## Exercise data

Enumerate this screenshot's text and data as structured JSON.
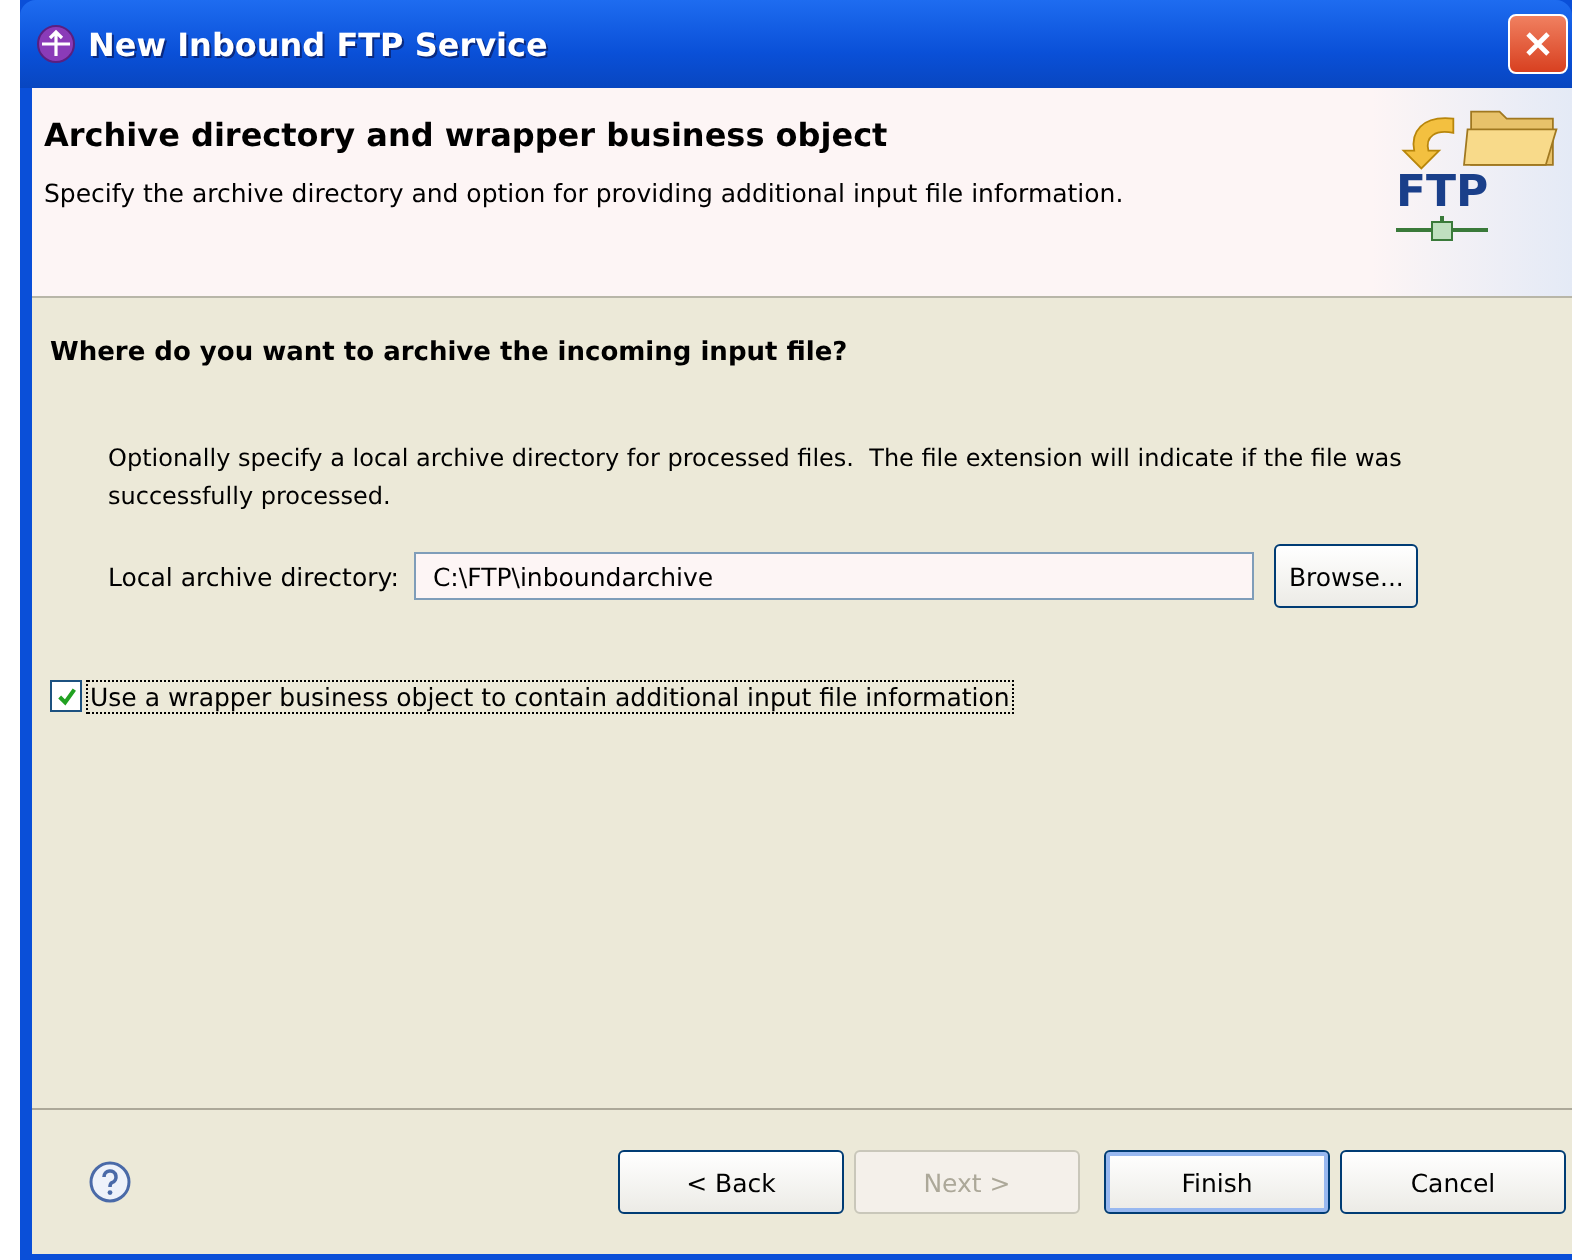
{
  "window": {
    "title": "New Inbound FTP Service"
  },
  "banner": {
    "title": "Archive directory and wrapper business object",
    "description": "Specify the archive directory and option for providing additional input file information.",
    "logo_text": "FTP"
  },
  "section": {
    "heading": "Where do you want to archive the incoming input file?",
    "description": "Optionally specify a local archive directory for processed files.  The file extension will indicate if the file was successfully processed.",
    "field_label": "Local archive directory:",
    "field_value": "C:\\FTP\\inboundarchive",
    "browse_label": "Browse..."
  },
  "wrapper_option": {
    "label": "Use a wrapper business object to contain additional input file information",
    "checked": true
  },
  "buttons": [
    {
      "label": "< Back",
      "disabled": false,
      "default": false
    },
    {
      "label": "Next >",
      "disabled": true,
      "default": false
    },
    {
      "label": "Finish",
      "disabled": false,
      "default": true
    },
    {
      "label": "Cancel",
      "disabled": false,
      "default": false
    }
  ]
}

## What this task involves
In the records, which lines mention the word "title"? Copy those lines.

## Result
    "title": "New Inbound FTP Service"
    "title": "Archive directory and wrapper business object",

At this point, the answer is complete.